- Organized as 118th Aero Squadron on 31 Aug 1917
- Re-designated 639th Aero Squadron on 1 Feb 1918
- Demobilized on 6 Jun 1919
- Constituted in the National Guard in 1921 as the 118th Squadron (Observation) and allotted to the state of Connecticut
- Re-designated: 118th Observation Squadron, and organized: 25 January 1923
- Federally recognized and activated on 1 November 1923
- Consolidated with the 639th Aero Squadron and re-constituted on: 20 October 1936
- Ordered to active service on 24 Feb 1941
- Re-designated: 118th Observation Squadron (Light) on 13 Jan 1942
- Re-designated: 118th Observation Squadron on 4 Jul 1942
- Re-designated: 118th Reconnaissance Squadron (Fighter) on 2 Apr 1943
- Re-designated: 118th Tactical Reconnaissance Squadron on 11 Aug 1943
- Inactivated on 7 Nov 1945
- Re-designated 118th Fighter Squadron, and allotted to Connecticut ANG, on 24 May 1946
- Extended federal recognition and activated on 7 August 1946
- Re-designated: 118th Fighter-Interceptor Squadron, 28 Sep 1950
- Federalized and ordered to active service on: 10 February 1951
- Released from active duty and returned to Connecticut state control, 1 November 1952
- Re-designated: 118th Fighter-Bomber Squadron on 1 Dec 1952
- Re-designated: 118th Fighter-Interceptor Squadron on 1 May 1956
- Re-designated: 118th Tactical Fighter Squadron on 30 Nov 1957
- Re-designated: 118th Fighter-Interceptor Squadron on 1 Sep 1960
- Re-designated: 118th Tactical Fighter Squadron on 12 Jun 1971

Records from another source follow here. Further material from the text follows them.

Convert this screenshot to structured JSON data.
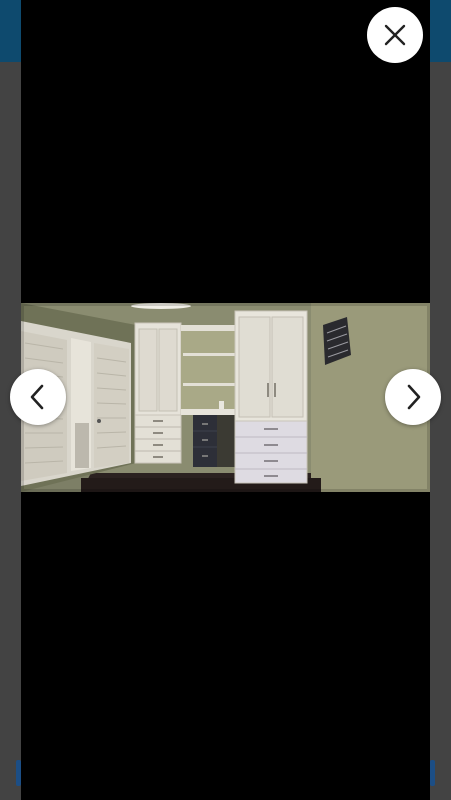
{
  "lightbox": {
    "photo": {
      "subject": "room-with-built-in-white-cabinets-and-desk"
    },
    "close_button": {
      "icon": "close-icon",
      "color": "#222222"
    },
    "prev_button": {
      "icon": "chevron-left-icon",
      "color": "#222222"
    },
    "next_button": {
      "icon": "chevron-right-icon",
      "color": "#222222"
    }
  },
  "colors": {
    "overlay": "#000000",
    "header": "#0e4a6e",
    "button_bg": "#ffffff"
  }
}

- Re-designated: 118th Fighter Squadron, 15 Mar 1992
- Components designated as: 118th Expeditionary Fighter Squadron when deployed as part of an Air and Space Expeditionary unit after June 1996.
- Re-designated: 118th Airlift Squadron, 1 Apr 2008
- Post Headquarters, Kelly Field, 31 August 1917-3 January 1918
- Aviation Concentration Center, 3–13 January 1918
- Replacement Concentration Center, AEF, 29 January-3 March 1918
- II Corps Aeronautical School, AEF, 3 March 1918-March 1919
- Post Headquarters, Mitchel Field, c. 22 May-6 June 1919
- Connecticut National Guard (divisional aviation, 43d Division), 1 Nov 1923
- IV Army Corps, 24 Feb 1941
- 66th Observation (later Reconnaissance; Tactical Reconnaissance) Group, 1 Sep 1941
- III Reconnaissance Command, Oct 1943
- AAF, India-Burma Sector, Jan 1944
- Attached to Tenth Air Force, 14 Feb-c. 12 Jun 1944
- Fourteenth Air Force, c. 12 Jun 1944
- Attached to 23d Fighter Group, c. 16 Jun 1944-c. 15 Aug 1945
- Tenth Air Force, 1 Aug 1945
- Fourteenth Air Force, 25 Aug-7 Nov 1945
- 103d Fighter Group, 7 August 1946
- 103d Fighter-Interceptor Group, 2 March 1951
- 4709th Defense Wing, 6 February 1952
- 103d Fighter-Interceptor Group, 1 November 1952
- 103d Tactical Fighter Wing, 30 Nov 1957
- 103d Fighter-Interceptor Wing, 1 Sep 1960
- 103d Tactical Fighter Group, 12 Jun 1971
- 103d Fighter Group, 15 March 1992 – Present
- 103d Operations Group, 11 Oct 1995–Present
See also 
- A Handbook of Aerospace Defense Organization 1946 - 1980, by Lloyd H. Cornett and Mildred W. Johnson, Office of History, Aerospace Defense Center, Peterson Air Force Base, Colorado
- Maurer, Maurer. Combat Squadrons of the Air Force: World War II. Maxwell Air Force Base, Alabama: Office of Air Force History, 1982.
- Clay, Steven E. (2011), US Army Order of Battle 1919-1941. 2 The Services: Air Service, Engineers, and Special Troops 1919-1941. Fort Leavenworth, KS: Combat Studies Institute Press. ISBN 9780984190140.
- Rogers, B. (2006). United States Air Force Unit Designations Since 1978. ISBN 1-85780-197-0
- 118th Airlift Squadron history
- McLaren, David. Republic F-84 Thunderjet, Thunderstreak & Thunder
- The history of the 639th Aero Squadron, United States Army Air Service, 1920